Well, for those of you who follow Fathom Events, then you'll know that the Metropolitan Opera broadcasted a production of Richard Wagner's Siegfried last Saturday at around 12:00 EST. What's even better is that the Regal multiplex I go to for a vast majority of my film reviews was one of the locations of the broadcast. So I attempted to make my way to that to see the opera at the movies.

So I thought that today I'd comment on the experience, and my impressions of the production from one average every-day moviegoer to the next.

So, the experience? Well, it's Wagner opera, so I was there for a long time. If you thought Avatar was a long movie? Forget it: the broadcast of Siegfried lasted about five hours and twenty minutes, including the intermission features the Met broadcasts usually include. So that's a long time to be sitting in the theater: thankfully, also due to the fact that it was opera, we didn't have to stay in the theater for the whole five and a half hours. At the intermissions, there were fifteen minutes between the ends of each act and the intermission feature that would play before the start of the next act, so we all had fifteen minutes to walk around and do stuff between acts. Good thing, too.

It was also a fairly strange experience: literally, I think I was the youngest person at that theater for the broadcast. Being a frequent opera-goer at one time in my life, I can tell you that it's nothing unusual if you're at the opera in a theater or an opera house, but if you're in the opera at the movies where you've been used to seeing young people all the time? Now that is surreal. Though it's also funny that going to the opera at the movies has been the only time I've been able to get away with drinking Orange Fanta in the theater while the show is going on, but that is another story entirely.

As for the production itself? Well... putting on my critical hat for a second, I can tell you that the broadcast itself was excellent.
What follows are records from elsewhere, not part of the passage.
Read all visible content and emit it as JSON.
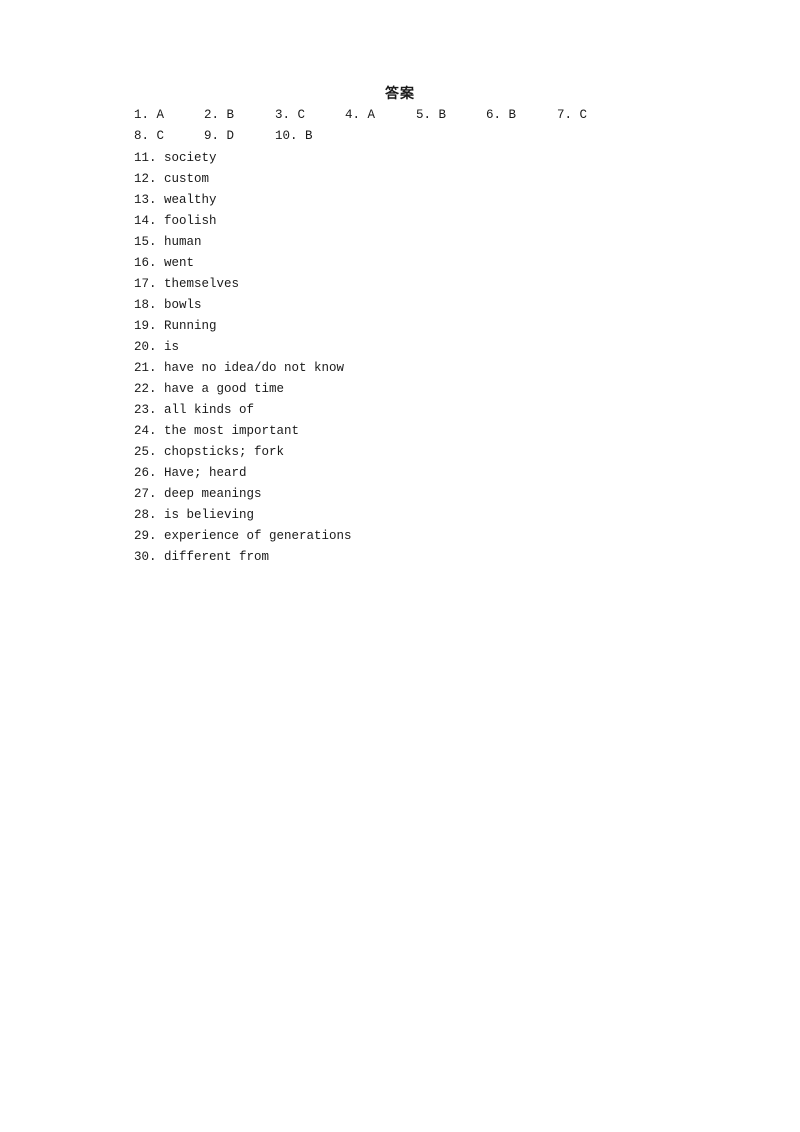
{
  "document": {
    "title": "答案",
    "multiple_choice": [
      [
        {
          "num": "1.",
          "answer": "A"
        },
        {
          "num": "2.",
          "answer": "B"
        },
        {
          "num": "3.",
          "answer": "C"
        },
        {
          "num": "4.",
          "answer": "A"
        },
        {
          "num": "5.",
          "answer": "B"
        },
        {
          "num": "6.",
          "answer": "B"
        },
        {
          "num": "7.",
          "answer": "C"
        }
      ],
      [
        {
          "num": "8.",
          "answer": "C"
        },
        {
          "num": "9.",
          "answer": "D"
        },
        {
          "num": "10.",
          "answer": "B"
        }
      ]
    ],
    "answers": [
      {
        "num": "11.",
        "text": "society"
      },
      {
        "num": "12.",
        "text": "custom"
      },
      {
        "num": "13.",
        "text": "wealthy"
      },
      {
        "num": "14.",
        "text": "foolish"
      },
      {
        "num": "15.",
        "text": "human"
      },
      {
        "num": "16.",
        "text": "went"
      },
      {
        "num": "17.",
        "text": "themselves"
      },
      {
        "num": "18.",
        "text": "bowls"
      },
      {
        "num": "19.",
        "text": "Running"
      },
      {
        "num": "20.",
        "text": "is"
      },
      {
        "num": "21.",
        "text": "have no idea/do not know"
      },
      {
        "num": "22.",
        "text": "have a good time"
      },
      {
        "num": "23.",
        "text": "all kinds of"
      },
      {
        "num": "24.",
        "text": "the most important"
      },
      {
        "num": "25.",
        "text": "chopsticks; fork"
      },
      {
        "num": "26.",
        "text": "Have; heard"
      },
      {
        "num": "27.",
        "text": "deep meanings"
      },
      {
        "num": "28.",
        "text": "is believing"
      },
      {
        "num": "29.",
        "text": "experience of generations"
      },
      {
        "num": "30.",
        "text": "different from"
      }
    ]
  }
}
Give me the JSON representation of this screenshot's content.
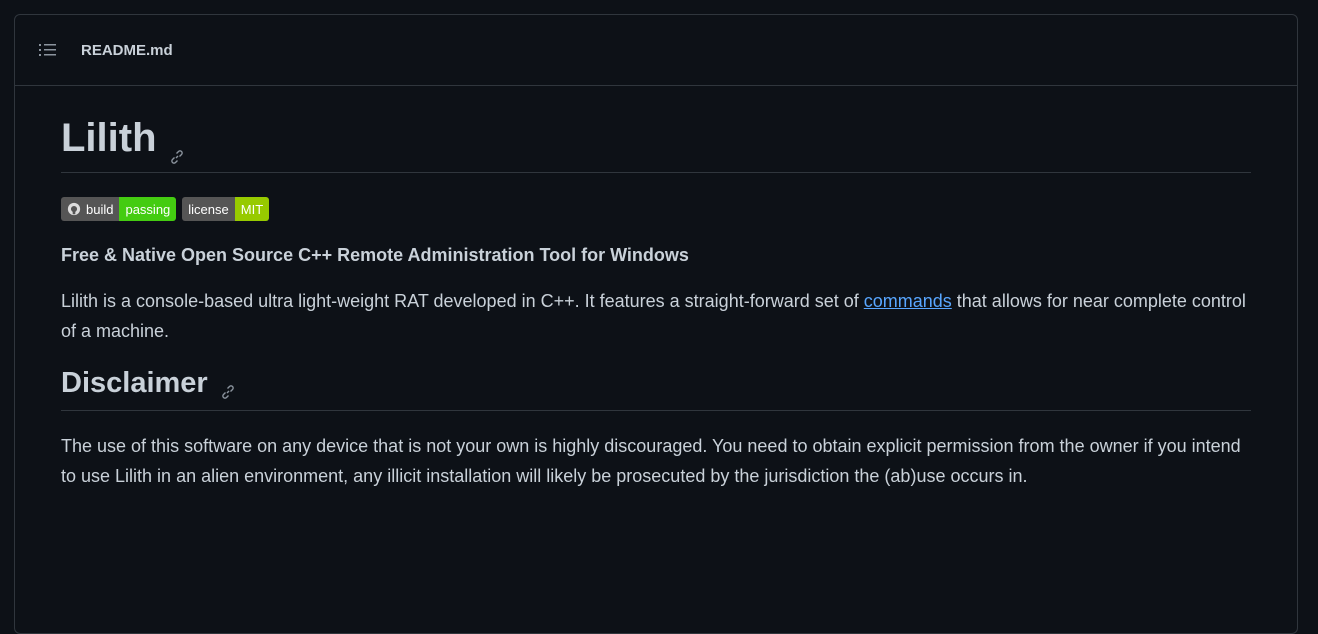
{
  "header": {
    "filename": "README.md"
  },
  "readme": {
    "title": "Lilith",
    "badges": [
      {
        "left": "build",
        "right": "passing",
        "right_color": "#44cc11"
      },
      {
        "left": "license",
        "right": "MIT",
        "right_color": "#97ca00"
      }
    ],
    "tagline": "Free & Native Open Source C++ Remote Administration Tool for Windows",
    "intro_before_link": "Lilith is a console-based ultra light-weight RAT developed in C++. It features a straight-forward set of ",
    "intro_link": "commands",
    "intro_after_link": " that allows for near complete control of a machine.",
    "disclaimer_heading": "Disclaimer",
    "disclaimer_text": "The use of this software on any device that is not your own is highly discouraged. You need to obtain explicit permission from the owner if you intend to use Lilith in an alien environment, any illicit installation will likely be prosecuted by the jurisdiction the (ab)use occurs in."
  },
  "colors": {
    "background": "#0d1117",
    "border": "#30363d",
    "text": "#c9d1d9",
    "link": "#58a6ff"
  }
}
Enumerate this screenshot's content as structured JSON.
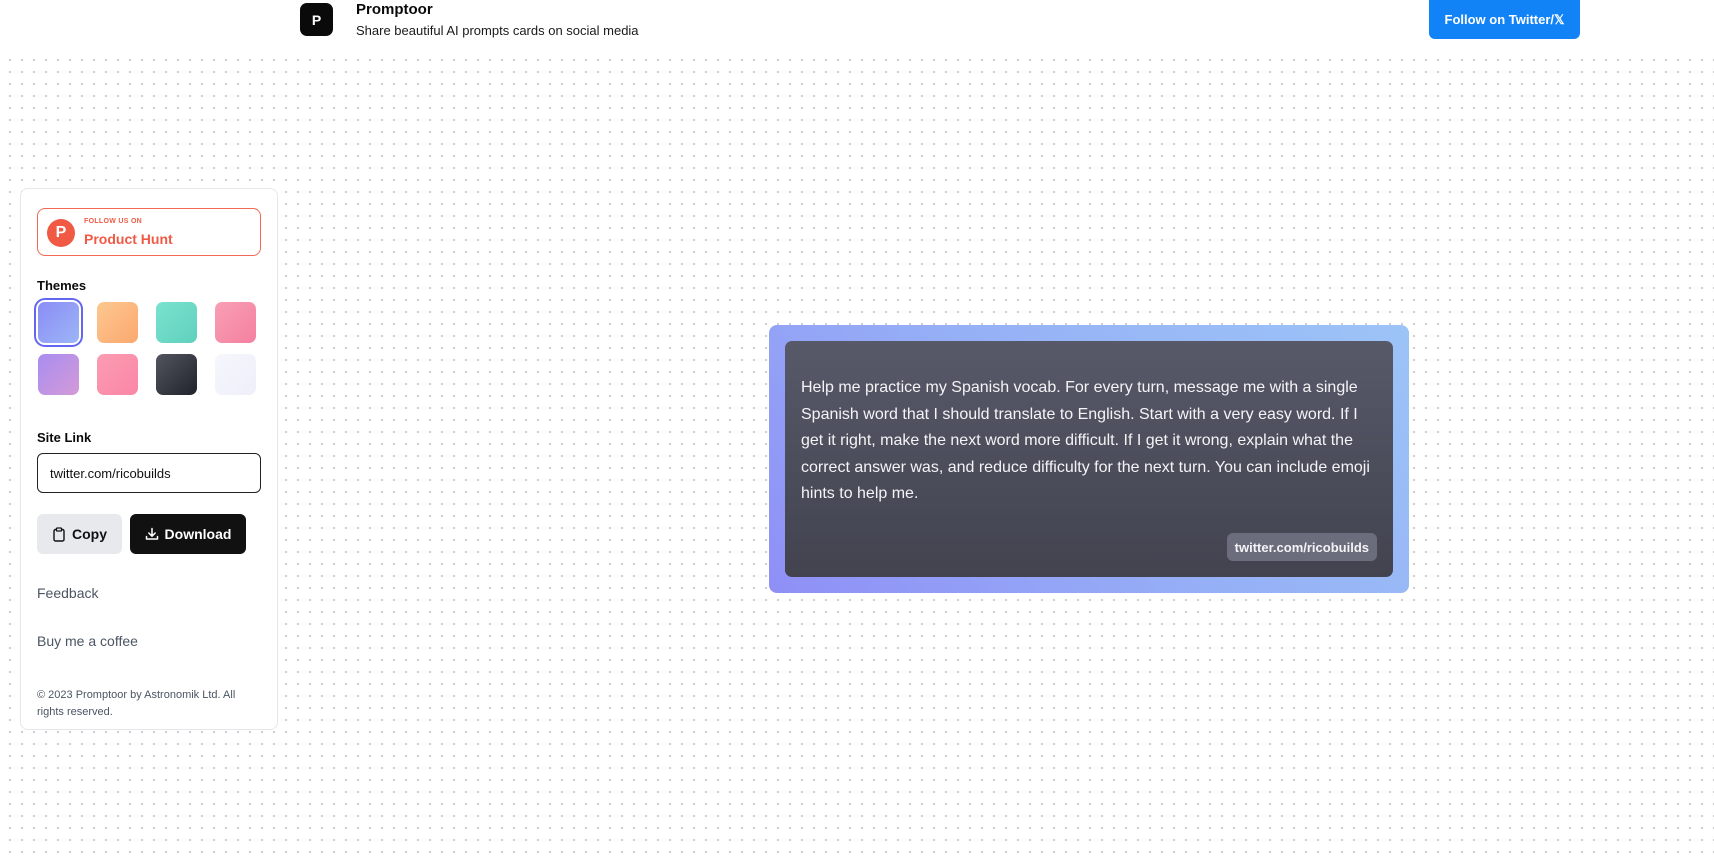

The singing was excellent (especially from Jay Hunter Morris as the title role, who stepped into one of opera's most difficult roles at basically the last minute (Which, oddly enough, is a lot more common for the Met than you'd think. And not just recently, either: its entire history is filled with mishaps that occurred at some point or another.) and still managed to sing and act as an incredibly convincing Siegfried), and everyone involved brought their best to the table. I wish the projection hadn't been as dark as it was in the broadcast I saw it at, as there were a few times when it was needlessly difficult to tell what was set up in the set from time to time. However, I can also tell you that Robert LaPage's production is something you have to see, even if you're not an opera buff. Most productions of any of the operas in Wagner's Ring tend to fall victim to the fact that they are typically operas in which things are incredibly dynamic as far as stage directions go, but LaPage's production is both visually stunning and brings an element of dynamism into the operas that very few productions have ever managed to do. Overall, it was an excellent broadcast all around.

And it was a great time, for me being an opera-goer who went to the movies for this one.

So... that's that. I went to the opera, and crazy times were had for all.